═════ SOURCE RECORDS ═════
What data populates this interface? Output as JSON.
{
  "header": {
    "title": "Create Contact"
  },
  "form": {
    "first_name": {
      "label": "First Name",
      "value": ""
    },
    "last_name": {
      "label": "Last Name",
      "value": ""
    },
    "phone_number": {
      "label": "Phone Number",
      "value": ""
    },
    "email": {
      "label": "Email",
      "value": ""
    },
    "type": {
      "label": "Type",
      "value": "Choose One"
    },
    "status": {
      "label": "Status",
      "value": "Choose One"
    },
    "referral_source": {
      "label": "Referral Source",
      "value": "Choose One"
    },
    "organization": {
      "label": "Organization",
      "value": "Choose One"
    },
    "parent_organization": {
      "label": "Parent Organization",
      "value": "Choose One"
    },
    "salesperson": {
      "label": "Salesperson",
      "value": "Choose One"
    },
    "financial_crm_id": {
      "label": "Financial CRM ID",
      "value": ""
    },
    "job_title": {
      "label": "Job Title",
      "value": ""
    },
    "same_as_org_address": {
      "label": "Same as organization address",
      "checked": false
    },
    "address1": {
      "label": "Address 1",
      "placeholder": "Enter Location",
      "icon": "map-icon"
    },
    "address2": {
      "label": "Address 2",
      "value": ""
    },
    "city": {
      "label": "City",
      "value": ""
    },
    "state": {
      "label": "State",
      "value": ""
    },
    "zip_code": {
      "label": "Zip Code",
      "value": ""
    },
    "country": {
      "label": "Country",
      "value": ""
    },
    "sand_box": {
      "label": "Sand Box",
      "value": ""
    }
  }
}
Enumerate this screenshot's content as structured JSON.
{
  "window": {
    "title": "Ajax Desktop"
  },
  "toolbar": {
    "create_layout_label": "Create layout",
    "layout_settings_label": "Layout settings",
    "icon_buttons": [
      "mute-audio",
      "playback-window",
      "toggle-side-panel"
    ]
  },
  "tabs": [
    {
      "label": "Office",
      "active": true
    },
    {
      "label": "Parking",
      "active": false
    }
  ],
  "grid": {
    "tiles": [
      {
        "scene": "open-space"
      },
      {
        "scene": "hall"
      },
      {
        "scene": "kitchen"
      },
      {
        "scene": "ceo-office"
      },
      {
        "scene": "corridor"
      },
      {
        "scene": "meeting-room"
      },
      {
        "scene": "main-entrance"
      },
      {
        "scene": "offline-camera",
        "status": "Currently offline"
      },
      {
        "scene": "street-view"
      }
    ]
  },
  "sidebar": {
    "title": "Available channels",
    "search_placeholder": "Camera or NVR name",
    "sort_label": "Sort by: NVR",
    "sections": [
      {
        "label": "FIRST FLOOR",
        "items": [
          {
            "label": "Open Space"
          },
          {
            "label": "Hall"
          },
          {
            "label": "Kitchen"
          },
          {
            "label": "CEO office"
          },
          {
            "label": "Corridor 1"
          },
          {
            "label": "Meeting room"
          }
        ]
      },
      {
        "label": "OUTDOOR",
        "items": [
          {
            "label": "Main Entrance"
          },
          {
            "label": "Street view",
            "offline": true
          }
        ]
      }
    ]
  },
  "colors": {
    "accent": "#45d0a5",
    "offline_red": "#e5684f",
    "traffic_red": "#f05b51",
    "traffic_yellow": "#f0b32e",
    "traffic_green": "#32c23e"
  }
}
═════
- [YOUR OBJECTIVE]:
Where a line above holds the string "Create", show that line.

- [FINISHED TASK]:
    "title": "Create Contact"
    "create_layout_label": "Create layout",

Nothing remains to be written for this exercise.